=== TASK DESCRIPTION ===
Check every line of the data and copy the ones where "label" appears.

***

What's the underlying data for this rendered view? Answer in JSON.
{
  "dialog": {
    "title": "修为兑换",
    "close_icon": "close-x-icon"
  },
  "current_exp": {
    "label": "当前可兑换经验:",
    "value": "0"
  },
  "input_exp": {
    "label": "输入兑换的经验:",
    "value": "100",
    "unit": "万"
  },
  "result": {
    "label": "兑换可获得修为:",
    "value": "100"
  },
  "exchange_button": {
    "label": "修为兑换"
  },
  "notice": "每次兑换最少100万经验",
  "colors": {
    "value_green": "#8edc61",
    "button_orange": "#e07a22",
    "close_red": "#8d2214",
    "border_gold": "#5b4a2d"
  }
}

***

=== FINAL ANSWER ===
    "label": "当前可兑换经验:",
    "label": "输入兑换的经验:",
    "label": "兑换可获得修为:",
    "label": "修为兑换"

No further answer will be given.